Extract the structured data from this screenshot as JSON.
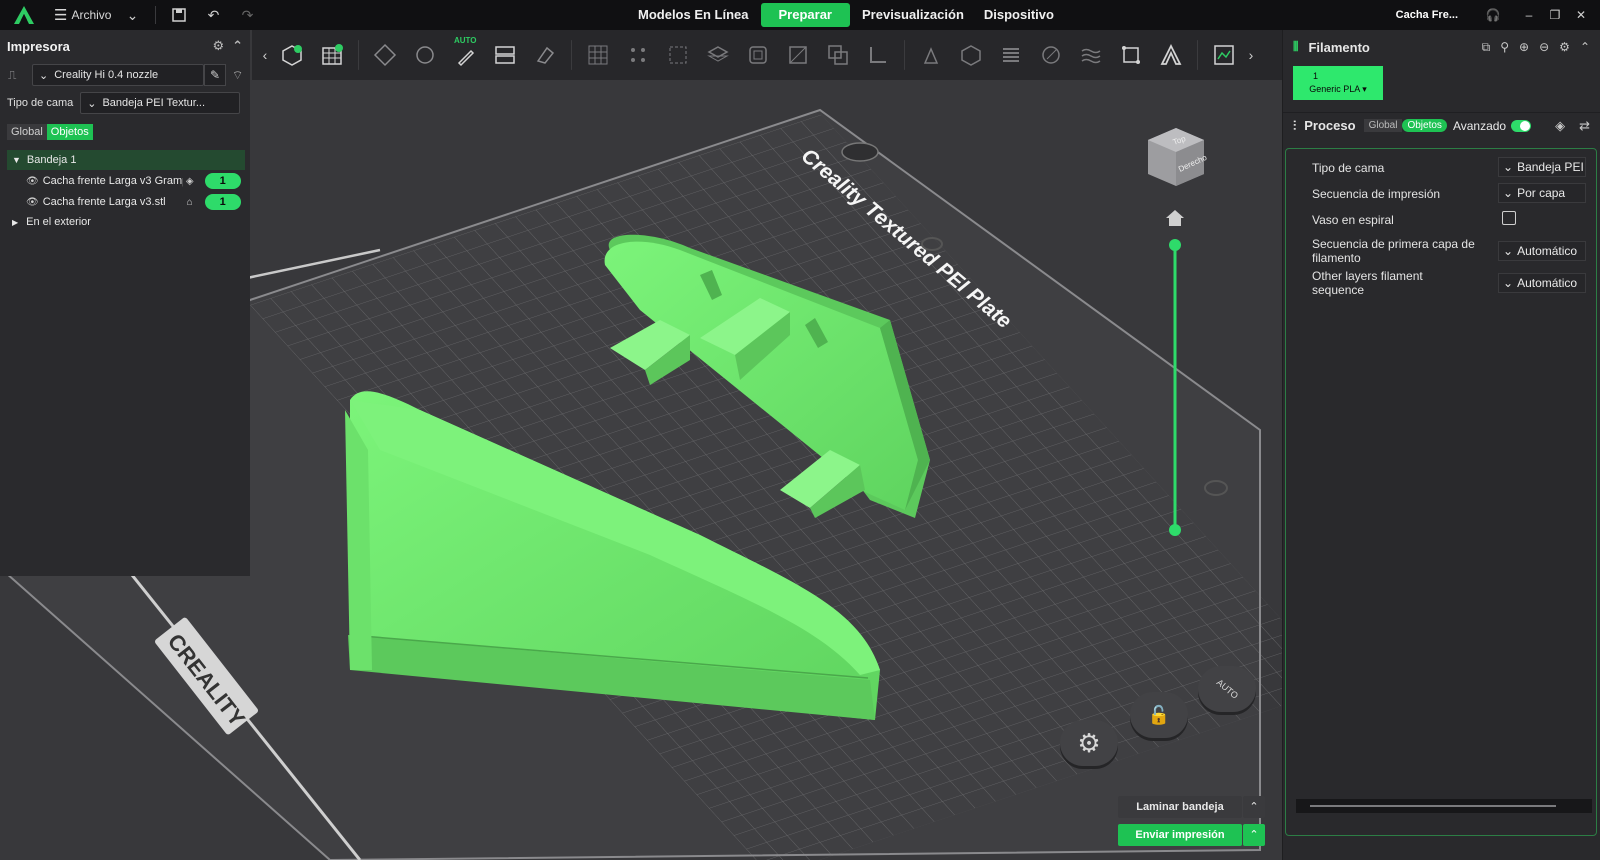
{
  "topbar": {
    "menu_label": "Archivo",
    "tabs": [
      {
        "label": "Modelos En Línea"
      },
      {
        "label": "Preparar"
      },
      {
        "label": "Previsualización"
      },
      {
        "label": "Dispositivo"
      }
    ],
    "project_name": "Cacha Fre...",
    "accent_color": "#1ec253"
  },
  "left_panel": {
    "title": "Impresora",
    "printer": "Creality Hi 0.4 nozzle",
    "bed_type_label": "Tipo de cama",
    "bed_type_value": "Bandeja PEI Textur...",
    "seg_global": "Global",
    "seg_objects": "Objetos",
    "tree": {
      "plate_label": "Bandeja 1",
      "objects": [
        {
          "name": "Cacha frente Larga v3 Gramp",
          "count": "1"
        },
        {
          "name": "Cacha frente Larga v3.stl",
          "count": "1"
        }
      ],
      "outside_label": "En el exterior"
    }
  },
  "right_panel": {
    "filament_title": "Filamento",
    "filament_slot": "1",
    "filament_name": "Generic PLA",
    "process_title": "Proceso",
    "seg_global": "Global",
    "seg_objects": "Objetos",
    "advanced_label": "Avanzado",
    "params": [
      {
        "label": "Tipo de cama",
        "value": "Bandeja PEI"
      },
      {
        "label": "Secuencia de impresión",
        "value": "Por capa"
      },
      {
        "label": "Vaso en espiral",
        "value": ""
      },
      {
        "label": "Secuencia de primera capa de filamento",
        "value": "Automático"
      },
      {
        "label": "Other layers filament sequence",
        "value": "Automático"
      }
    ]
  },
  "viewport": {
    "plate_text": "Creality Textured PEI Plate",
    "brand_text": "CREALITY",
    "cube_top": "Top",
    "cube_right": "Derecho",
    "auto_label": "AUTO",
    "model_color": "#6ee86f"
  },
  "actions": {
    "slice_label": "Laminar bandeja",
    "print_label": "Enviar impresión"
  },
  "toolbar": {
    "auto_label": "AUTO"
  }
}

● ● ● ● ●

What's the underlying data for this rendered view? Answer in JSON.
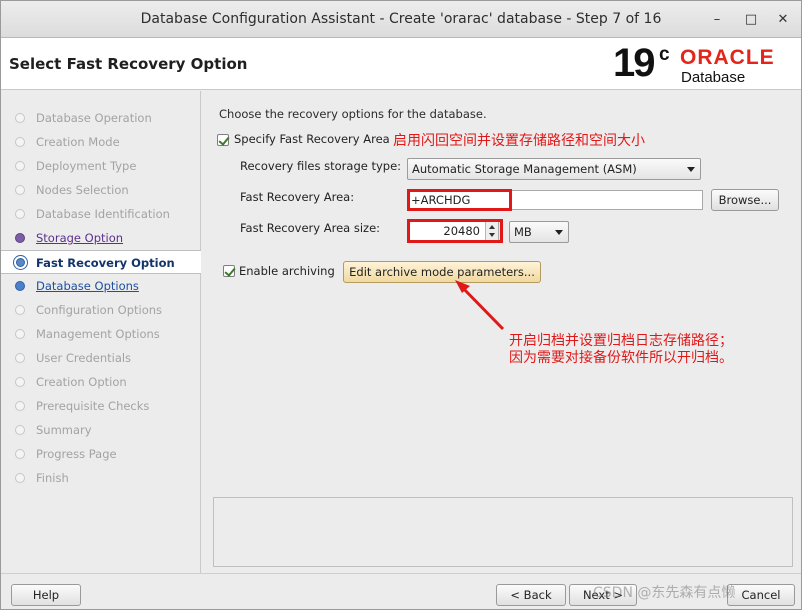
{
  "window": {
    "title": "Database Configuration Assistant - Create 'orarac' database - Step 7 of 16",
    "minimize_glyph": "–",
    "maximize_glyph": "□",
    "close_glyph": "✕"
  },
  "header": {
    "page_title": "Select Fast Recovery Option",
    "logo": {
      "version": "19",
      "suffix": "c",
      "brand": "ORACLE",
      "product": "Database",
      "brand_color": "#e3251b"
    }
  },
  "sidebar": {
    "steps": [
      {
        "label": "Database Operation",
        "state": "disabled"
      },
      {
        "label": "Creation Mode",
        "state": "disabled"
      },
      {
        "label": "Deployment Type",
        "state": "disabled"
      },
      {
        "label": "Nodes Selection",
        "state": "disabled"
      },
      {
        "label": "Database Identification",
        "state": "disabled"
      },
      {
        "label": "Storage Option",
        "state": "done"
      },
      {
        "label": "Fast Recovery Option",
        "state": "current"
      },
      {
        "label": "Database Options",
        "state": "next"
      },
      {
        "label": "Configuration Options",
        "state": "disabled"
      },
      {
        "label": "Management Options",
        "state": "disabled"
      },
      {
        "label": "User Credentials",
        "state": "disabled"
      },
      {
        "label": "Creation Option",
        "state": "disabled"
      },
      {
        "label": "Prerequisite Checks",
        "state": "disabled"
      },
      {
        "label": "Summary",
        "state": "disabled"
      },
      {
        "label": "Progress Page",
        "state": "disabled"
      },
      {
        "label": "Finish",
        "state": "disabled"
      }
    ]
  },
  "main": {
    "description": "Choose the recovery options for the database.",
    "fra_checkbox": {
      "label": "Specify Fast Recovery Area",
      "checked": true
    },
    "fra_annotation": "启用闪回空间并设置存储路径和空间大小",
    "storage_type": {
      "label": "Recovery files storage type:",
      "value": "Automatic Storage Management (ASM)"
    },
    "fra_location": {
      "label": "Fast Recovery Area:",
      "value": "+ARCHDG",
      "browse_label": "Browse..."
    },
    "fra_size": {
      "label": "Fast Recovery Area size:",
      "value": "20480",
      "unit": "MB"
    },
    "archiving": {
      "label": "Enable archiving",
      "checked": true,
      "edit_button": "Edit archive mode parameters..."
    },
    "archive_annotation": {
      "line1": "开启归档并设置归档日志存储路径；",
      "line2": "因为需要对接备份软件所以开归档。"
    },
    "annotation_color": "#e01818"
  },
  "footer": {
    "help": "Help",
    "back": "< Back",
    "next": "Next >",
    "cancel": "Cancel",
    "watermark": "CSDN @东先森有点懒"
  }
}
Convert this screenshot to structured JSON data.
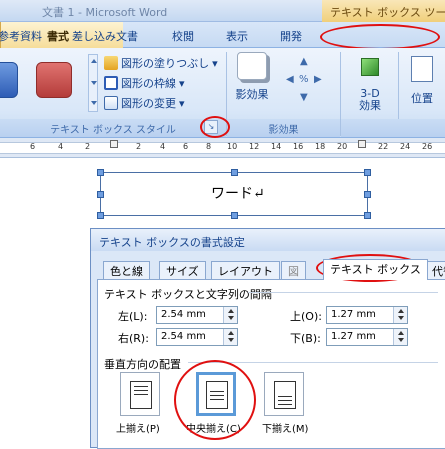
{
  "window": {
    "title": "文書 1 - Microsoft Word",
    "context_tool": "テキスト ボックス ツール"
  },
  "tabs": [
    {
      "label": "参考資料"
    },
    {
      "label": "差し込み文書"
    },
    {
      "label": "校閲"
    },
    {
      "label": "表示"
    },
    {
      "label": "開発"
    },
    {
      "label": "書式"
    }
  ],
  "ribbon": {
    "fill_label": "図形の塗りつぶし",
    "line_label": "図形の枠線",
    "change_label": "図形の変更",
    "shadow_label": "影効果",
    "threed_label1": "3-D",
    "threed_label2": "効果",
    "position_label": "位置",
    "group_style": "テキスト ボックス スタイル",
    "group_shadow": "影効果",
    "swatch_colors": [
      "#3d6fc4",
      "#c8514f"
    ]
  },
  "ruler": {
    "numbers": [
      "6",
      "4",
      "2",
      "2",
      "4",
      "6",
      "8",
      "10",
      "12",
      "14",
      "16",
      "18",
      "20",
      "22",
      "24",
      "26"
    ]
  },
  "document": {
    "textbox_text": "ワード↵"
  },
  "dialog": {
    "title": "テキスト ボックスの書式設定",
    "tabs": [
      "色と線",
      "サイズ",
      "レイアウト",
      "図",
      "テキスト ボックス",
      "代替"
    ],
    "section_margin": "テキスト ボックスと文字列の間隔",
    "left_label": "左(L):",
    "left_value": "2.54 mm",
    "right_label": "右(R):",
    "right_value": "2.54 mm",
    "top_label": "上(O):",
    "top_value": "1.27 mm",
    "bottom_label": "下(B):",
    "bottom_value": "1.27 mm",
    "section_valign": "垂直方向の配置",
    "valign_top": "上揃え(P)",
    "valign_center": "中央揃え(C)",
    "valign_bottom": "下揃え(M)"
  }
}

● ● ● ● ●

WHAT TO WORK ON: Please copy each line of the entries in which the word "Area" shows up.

YOUR SOLUTION:
      "label": "Specify Fast Recovery Area",
      "label": "Fast Recovery Area:",
      "label": "Fast Recovery Area size:",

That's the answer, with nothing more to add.